Because only the count matters, report how many lines in the material hold the string "InMail" and nothing more.

-- Data listing follows --

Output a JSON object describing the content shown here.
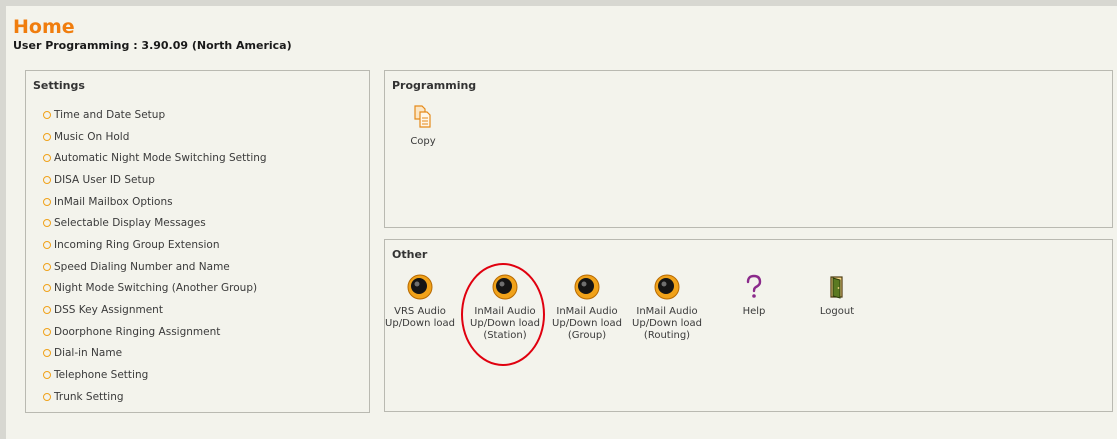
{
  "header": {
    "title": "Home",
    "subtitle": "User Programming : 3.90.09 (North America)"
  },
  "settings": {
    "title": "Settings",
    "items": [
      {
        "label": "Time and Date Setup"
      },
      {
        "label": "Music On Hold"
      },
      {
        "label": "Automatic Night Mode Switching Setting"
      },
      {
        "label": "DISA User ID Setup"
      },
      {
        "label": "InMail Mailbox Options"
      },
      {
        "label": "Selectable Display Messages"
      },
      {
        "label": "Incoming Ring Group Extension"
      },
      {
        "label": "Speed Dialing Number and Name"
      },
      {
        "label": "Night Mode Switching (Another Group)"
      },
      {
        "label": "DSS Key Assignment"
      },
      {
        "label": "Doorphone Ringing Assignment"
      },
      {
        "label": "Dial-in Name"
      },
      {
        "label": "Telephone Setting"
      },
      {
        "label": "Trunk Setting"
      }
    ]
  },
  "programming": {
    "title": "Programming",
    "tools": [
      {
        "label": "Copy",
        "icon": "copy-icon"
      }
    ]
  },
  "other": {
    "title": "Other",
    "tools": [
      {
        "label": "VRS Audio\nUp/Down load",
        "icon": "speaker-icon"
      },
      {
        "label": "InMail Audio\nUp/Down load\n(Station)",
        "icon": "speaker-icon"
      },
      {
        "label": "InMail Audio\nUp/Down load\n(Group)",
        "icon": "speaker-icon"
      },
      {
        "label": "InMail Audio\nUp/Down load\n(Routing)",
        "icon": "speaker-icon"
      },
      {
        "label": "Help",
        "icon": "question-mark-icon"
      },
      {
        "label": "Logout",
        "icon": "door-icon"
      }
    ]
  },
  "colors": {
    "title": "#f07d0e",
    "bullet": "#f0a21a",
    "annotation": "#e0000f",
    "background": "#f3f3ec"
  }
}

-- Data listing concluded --
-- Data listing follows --

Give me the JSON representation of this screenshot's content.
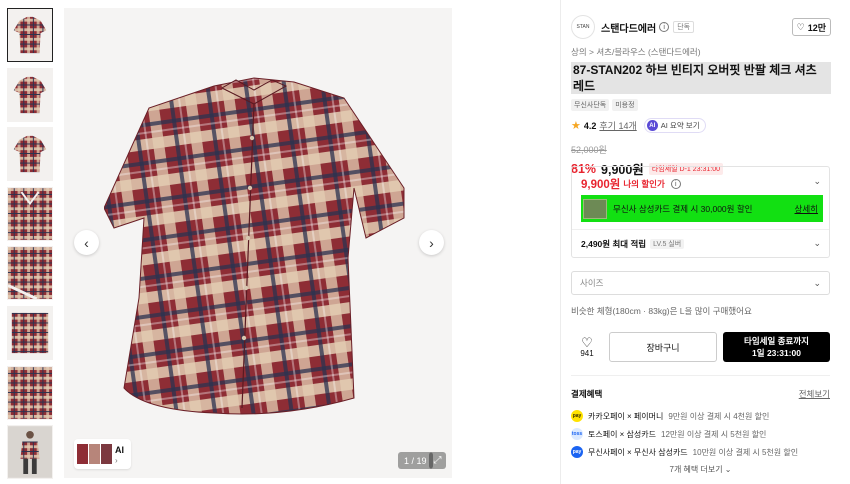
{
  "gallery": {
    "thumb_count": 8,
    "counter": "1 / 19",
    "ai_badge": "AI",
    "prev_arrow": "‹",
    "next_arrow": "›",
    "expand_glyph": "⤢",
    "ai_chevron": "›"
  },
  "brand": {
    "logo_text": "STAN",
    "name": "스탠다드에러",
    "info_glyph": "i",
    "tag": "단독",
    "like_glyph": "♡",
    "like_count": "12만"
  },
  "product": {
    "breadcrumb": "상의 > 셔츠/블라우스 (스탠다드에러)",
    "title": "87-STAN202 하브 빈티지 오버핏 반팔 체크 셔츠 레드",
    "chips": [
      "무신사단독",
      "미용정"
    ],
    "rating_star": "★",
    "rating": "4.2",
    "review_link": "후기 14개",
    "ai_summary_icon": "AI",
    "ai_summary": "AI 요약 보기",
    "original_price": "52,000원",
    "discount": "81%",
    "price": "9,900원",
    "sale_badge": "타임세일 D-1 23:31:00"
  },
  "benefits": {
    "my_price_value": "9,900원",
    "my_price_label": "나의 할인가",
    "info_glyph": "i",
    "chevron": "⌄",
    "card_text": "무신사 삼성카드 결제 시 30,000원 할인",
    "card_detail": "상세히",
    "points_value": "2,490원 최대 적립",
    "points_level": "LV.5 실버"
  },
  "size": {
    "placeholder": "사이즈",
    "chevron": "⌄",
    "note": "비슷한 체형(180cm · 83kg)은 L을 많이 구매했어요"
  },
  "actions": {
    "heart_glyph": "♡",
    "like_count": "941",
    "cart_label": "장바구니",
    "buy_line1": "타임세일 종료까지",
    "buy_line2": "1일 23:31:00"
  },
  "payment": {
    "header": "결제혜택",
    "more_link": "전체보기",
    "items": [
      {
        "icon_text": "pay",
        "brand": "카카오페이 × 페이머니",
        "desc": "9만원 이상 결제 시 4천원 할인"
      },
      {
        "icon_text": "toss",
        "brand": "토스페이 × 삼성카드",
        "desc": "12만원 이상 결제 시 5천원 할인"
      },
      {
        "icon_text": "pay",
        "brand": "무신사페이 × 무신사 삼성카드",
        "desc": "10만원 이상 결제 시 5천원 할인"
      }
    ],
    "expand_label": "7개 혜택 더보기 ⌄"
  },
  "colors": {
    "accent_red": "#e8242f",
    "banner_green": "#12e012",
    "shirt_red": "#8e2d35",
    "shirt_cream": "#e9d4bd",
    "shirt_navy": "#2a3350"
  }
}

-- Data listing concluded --

» **Your response**
4